## Work item
Among the following entries, count the lines that contain "internal" and report only the result.

## Items from an interface collection
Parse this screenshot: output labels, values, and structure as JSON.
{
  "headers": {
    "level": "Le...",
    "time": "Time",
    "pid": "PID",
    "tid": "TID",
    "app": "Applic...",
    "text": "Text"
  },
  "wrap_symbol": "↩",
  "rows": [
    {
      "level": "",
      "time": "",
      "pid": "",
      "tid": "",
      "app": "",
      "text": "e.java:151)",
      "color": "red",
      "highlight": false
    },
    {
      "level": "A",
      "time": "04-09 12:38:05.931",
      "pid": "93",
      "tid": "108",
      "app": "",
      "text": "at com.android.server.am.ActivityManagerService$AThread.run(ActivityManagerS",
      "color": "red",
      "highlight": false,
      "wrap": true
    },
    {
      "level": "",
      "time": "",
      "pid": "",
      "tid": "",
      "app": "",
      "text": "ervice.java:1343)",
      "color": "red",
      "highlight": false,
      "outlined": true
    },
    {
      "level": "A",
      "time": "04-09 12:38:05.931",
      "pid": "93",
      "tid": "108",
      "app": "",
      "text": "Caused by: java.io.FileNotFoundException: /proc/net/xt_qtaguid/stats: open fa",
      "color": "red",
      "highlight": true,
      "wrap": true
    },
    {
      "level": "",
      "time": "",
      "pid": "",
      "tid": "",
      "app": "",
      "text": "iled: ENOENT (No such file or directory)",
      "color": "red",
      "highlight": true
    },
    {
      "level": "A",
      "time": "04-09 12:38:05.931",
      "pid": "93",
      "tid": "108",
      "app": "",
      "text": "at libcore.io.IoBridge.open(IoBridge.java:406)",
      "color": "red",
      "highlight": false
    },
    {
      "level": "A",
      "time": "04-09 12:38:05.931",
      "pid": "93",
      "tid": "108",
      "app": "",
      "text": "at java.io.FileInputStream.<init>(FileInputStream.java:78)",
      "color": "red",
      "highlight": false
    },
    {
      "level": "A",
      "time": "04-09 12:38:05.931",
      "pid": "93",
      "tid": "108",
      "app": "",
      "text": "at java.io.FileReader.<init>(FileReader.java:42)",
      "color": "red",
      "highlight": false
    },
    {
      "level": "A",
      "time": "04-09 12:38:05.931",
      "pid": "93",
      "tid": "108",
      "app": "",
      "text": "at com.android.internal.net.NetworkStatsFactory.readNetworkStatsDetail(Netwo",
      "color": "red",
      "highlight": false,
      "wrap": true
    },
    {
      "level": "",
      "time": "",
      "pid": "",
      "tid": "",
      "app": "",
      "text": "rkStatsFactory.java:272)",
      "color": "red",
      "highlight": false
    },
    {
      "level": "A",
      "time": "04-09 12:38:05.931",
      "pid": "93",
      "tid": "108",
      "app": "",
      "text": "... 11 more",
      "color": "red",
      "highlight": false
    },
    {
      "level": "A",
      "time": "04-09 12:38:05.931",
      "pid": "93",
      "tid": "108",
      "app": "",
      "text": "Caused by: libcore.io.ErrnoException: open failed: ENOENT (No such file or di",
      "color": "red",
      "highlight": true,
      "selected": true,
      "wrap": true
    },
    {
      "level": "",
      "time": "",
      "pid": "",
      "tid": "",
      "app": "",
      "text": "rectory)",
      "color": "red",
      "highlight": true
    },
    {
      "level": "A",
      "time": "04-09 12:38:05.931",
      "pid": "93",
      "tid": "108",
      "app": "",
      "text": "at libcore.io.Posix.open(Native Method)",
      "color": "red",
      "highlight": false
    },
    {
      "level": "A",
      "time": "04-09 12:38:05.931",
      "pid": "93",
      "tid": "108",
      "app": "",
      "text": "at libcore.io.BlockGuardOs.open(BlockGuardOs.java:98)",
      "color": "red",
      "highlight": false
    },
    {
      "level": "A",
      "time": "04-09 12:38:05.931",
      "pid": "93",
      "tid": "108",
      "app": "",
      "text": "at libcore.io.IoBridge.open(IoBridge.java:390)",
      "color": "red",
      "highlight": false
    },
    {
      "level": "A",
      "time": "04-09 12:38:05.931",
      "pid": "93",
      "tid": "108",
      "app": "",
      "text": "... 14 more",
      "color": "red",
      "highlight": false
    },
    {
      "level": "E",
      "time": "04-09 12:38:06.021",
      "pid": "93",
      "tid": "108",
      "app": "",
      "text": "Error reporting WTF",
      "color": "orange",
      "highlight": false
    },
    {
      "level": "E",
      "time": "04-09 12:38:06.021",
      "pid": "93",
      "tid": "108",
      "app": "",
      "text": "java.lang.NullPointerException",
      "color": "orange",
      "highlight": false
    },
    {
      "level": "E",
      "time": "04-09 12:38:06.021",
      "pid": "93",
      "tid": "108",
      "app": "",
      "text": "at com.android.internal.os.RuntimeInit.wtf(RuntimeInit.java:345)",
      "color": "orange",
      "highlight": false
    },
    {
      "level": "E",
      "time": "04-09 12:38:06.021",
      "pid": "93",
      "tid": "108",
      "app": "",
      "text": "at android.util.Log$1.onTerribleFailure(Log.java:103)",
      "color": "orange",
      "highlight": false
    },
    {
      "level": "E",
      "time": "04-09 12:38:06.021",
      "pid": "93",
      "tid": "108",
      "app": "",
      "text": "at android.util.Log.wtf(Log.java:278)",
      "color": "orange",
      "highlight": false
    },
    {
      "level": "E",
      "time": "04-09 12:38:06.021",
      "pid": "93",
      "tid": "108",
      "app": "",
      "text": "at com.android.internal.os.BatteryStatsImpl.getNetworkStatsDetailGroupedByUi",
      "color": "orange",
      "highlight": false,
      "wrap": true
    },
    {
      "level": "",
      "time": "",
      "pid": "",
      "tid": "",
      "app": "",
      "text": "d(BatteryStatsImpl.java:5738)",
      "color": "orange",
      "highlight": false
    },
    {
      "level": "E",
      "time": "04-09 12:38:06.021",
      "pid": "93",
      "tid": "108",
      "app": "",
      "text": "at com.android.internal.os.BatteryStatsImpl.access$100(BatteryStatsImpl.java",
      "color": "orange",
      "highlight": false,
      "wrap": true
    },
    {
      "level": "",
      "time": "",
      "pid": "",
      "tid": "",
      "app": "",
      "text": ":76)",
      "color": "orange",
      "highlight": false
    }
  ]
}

## Worked solution
4